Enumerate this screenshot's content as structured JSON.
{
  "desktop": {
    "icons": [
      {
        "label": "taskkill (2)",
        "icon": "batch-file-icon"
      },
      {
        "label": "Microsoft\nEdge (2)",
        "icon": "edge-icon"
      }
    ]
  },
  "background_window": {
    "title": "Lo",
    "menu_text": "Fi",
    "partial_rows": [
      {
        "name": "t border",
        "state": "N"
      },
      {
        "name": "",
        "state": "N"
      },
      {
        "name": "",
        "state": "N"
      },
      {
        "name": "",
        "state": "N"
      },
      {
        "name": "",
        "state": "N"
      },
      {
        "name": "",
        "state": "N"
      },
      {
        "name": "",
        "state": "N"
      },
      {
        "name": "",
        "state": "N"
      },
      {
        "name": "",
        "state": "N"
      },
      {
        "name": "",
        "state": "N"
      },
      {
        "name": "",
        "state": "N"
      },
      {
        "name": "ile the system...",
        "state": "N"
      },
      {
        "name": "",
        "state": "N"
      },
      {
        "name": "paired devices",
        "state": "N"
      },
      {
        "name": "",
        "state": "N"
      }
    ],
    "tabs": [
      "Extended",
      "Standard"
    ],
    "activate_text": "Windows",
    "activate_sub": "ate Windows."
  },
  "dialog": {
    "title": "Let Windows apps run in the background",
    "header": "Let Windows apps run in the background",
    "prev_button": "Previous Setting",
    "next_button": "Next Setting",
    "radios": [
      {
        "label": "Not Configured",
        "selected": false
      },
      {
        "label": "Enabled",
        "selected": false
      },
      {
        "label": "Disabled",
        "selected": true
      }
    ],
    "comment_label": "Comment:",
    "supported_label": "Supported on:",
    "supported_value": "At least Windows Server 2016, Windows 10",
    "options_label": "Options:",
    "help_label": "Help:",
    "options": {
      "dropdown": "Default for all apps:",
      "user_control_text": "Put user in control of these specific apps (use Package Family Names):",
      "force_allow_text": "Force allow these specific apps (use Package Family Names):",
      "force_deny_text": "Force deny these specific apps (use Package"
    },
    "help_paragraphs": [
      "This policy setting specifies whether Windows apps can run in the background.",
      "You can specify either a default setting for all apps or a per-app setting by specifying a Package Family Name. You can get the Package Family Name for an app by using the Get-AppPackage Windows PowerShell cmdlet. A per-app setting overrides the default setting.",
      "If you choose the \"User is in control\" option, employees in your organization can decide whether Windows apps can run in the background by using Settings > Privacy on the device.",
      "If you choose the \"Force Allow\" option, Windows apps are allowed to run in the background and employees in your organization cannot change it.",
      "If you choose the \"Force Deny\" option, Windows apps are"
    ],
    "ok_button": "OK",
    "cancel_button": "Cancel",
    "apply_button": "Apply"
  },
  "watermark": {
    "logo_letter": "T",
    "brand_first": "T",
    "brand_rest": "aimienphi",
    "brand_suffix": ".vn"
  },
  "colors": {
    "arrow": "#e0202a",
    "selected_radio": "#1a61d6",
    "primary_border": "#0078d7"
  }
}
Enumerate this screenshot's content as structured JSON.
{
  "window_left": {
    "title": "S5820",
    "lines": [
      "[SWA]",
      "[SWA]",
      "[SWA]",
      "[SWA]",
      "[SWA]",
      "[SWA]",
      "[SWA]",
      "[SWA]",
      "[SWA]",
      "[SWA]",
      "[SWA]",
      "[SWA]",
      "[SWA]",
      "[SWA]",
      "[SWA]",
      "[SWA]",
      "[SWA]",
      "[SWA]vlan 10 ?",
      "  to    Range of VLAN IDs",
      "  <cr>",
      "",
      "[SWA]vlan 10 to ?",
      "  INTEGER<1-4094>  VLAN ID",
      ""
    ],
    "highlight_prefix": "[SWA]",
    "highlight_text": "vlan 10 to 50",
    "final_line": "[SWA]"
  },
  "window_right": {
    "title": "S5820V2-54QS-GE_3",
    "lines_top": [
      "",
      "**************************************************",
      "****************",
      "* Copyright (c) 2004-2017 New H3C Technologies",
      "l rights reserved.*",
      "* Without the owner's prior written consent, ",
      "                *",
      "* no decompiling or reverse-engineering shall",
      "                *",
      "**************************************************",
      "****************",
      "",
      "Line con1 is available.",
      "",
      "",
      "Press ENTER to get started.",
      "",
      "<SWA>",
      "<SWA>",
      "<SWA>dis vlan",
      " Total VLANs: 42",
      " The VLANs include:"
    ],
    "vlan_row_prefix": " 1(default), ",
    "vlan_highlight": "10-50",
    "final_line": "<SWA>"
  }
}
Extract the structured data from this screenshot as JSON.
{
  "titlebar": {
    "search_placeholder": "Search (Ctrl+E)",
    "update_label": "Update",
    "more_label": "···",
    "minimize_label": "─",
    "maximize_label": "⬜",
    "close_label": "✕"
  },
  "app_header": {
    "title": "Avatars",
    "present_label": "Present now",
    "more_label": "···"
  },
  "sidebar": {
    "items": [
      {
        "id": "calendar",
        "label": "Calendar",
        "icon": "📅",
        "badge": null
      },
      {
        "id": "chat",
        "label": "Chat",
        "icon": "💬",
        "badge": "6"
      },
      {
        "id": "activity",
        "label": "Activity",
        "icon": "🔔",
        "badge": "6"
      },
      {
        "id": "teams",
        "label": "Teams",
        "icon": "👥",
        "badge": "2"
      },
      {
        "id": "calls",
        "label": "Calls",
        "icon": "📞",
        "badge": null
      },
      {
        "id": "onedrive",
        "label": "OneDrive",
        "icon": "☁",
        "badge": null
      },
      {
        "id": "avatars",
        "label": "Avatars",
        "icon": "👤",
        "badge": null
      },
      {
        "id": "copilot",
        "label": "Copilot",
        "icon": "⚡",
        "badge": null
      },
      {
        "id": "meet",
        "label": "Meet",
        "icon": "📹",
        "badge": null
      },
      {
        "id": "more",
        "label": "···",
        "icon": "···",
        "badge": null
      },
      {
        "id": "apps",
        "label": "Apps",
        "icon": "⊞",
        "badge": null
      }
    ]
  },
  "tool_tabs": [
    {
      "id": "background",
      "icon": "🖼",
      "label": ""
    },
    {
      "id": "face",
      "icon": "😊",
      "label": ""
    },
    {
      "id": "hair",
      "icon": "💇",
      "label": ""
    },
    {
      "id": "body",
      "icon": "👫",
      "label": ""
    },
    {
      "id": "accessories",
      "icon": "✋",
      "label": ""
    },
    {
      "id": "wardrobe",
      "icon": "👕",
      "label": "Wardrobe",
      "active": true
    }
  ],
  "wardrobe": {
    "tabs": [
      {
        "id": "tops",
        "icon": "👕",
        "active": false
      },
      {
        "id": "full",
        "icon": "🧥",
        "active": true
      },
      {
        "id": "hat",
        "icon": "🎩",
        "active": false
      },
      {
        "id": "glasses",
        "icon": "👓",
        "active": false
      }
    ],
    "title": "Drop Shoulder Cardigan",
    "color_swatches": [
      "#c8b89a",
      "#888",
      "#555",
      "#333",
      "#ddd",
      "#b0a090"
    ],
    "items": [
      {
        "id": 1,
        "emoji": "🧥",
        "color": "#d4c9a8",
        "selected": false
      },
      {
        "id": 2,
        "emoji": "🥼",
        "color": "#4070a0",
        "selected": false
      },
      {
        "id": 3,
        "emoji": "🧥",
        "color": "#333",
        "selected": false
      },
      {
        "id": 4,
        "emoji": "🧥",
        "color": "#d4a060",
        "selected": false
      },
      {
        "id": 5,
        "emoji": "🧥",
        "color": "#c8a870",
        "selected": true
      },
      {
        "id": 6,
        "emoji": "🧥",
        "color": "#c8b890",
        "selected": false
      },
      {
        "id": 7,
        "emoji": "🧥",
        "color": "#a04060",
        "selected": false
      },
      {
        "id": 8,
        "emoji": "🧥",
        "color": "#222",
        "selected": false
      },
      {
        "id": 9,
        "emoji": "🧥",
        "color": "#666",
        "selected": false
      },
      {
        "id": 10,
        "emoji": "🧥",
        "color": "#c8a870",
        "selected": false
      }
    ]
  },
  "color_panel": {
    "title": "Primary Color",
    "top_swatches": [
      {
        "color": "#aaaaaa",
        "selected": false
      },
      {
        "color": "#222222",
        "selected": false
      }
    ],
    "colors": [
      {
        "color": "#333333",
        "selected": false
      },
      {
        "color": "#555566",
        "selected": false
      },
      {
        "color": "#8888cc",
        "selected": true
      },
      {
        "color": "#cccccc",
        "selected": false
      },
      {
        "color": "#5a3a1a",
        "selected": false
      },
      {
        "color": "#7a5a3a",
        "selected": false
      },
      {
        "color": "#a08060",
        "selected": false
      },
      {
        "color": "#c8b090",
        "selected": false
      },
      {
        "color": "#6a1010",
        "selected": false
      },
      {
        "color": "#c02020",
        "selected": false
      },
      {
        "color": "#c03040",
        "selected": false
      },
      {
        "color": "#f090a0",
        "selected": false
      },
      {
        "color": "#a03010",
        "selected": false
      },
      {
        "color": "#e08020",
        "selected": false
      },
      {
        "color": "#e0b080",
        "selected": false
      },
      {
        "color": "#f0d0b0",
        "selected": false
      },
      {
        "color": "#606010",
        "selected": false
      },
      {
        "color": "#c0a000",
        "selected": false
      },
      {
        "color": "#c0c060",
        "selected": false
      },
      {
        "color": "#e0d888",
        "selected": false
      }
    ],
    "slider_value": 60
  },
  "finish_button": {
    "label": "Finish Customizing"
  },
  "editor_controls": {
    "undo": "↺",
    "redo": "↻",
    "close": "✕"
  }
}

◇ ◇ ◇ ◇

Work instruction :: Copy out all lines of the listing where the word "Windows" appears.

Solution ::
    "activate_text": "Windows",
    "activate_sub": "ate Windows."
    "title": "Let Windows apps run in the background",
    "header": "Let Windows apps run in the background",
    "supported_value": "At least Windows Server 2016, Windows 10",
      "This policy setting specifies whether Windows apps can run in the background.",
      "You can specify either a default setting for all apps or a per-app setting by specifying a Package Family Name. You can get the Package Family Name for an app by using the Get-AppPackage Windows PowerShell cmdlet. A per-app setting overrides the default setting.",
      "If you choose the \"User is in control\" option, employees in your organization can decide whether Windows apps can run in the background by using Settings > Privacy on the device.",
      "If you choose the \"Force Allow\" option, Windows apps are allowed to run in the background and employees in your organization cannot change it.",
      "If you choose the \"Force Deny\" option, Windows apps are"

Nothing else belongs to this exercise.